Now “February 2013 Snow” has three subfolders, one for each February snowstorm. Who knew? Last year one brief January snow had to do for the whole winter. My Yaktrax never came out of the drawer. It’s only February 18 — over a month till the spring equinox. What next?
I like waking up to a world that looks entirely different from when I went to bed.
I walk the same paths several times a week. Other people walk them too. After it snows, it’s as if no human has been that way before. The ordinarily invisible passage of rabbits and cats, though, is revealed to the world.
This February’s storms have fallen mostly on weekends. The kids probably miss having snow days, but they won’t miss having to make them up in June. One of my neighbors goes to school off-island. She missed one day because the boats weren’t running.
Travvy likes running in the snow. He also likes sleeping on my bed. The late Rhodry Malamutt liked to sleep curled up outside in the falling snow. After a while he’d look like a powdered-sugar doughnut. Travvy sticks his nose out the door. If snow is falling or wind is blowing, he backs up and finds somewhere dry to sleep.
Making a snow angel is hard when you’ve got a dog in tow and there’s no one around to help you up. Nevertheless, I gave it my best effort.
Snow creates the world anew, but the end of this particular day was pretty spectacular.
After Trav finished his supper — when it comes to Trav and food, “in the blink of an eye” can be taken almost literally — we headed out for a walk. One look at the sky and I went back for my point-and-shoot.
And probably my favorite of all . . .This is last night’s sunset reflected in my west-facing window.
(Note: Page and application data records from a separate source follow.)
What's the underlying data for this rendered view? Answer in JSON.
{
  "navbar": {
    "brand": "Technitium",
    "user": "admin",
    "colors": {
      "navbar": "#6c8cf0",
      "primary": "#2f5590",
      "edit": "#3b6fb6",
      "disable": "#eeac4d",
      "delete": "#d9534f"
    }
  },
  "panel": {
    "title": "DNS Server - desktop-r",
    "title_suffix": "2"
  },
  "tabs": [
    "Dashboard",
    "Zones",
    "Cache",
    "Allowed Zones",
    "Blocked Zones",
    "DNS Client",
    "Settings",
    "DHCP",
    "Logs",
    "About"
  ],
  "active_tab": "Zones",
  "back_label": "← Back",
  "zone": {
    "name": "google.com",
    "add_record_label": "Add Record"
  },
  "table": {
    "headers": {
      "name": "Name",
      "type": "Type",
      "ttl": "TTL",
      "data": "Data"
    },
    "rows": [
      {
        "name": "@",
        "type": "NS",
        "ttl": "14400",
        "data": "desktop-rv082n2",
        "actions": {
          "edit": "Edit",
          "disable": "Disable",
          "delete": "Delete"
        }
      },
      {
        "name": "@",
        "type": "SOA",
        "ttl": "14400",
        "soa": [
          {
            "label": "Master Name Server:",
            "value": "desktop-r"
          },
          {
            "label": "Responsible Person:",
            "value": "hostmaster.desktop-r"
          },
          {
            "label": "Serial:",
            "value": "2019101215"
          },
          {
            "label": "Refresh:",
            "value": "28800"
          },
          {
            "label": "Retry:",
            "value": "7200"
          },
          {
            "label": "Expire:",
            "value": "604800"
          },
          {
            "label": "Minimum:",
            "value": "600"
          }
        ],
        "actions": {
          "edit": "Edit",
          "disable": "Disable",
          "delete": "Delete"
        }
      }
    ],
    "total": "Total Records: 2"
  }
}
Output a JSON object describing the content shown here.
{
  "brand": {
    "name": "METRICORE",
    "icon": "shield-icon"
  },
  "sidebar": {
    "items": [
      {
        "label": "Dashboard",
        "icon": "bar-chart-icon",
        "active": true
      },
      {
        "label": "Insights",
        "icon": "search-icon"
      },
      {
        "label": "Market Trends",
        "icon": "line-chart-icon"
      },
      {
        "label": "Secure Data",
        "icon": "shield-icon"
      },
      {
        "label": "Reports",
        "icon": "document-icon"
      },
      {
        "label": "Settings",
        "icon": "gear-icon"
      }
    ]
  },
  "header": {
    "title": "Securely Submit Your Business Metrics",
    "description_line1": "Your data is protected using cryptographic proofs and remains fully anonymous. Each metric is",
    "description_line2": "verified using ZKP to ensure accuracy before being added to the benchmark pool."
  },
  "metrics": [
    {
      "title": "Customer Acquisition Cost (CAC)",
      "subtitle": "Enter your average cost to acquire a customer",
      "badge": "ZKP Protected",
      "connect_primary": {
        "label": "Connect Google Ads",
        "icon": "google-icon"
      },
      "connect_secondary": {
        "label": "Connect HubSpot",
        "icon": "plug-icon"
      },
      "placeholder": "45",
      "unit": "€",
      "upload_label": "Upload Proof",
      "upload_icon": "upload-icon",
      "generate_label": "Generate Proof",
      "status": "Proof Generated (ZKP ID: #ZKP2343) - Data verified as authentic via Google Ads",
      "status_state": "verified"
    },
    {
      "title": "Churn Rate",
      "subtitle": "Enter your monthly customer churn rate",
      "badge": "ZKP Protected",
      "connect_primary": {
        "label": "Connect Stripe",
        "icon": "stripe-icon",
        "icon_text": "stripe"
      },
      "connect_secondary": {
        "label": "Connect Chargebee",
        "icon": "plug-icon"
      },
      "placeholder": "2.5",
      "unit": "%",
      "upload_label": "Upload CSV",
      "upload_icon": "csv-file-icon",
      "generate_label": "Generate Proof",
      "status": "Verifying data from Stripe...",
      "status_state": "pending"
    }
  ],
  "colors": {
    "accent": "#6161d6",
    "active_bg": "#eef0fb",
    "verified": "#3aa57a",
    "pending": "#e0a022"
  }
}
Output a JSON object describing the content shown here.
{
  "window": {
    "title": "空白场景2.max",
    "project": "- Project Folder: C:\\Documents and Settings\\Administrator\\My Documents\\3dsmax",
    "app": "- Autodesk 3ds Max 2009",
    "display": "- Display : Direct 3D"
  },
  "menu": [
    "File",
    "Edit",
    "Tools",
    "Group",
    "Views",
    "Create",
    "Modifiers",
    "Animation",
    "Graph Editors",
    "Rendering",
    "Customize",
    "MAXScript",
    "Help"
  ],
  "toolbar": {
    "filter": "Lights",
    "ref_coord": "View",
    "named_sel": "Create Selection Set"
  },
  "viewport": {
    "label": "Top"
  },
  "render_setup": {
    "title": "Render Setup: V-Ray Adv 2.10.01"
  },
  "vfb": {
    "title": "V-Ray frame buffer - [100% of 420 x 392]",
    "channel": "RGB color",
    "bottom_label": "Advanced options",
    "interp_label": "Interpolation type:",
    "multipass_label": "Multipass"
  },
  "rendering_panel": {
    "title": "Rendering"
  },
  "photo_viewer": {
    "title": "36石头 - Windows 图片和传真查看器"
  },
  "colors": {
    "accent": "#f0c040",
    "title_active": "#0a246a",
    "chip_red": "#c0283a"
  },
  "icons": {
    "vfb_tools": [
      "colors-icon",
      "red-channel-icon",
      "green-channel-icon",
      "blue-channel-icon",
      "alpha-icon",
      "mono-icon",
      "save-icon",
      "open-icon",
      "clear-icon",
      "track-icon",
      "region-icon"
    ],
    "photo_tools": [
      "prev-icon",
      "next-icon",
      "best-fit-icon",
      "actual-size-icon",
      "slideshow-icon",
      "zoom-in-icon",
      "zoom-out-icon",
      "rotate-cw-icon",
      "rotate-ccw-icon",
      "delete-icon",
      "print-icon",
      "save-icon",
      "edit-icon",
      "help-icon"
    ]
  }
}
Memo to self: When leaving the house, it’s OK to look back. You won’t turn into a pillar of salt, and you won’t get stuck with Hades.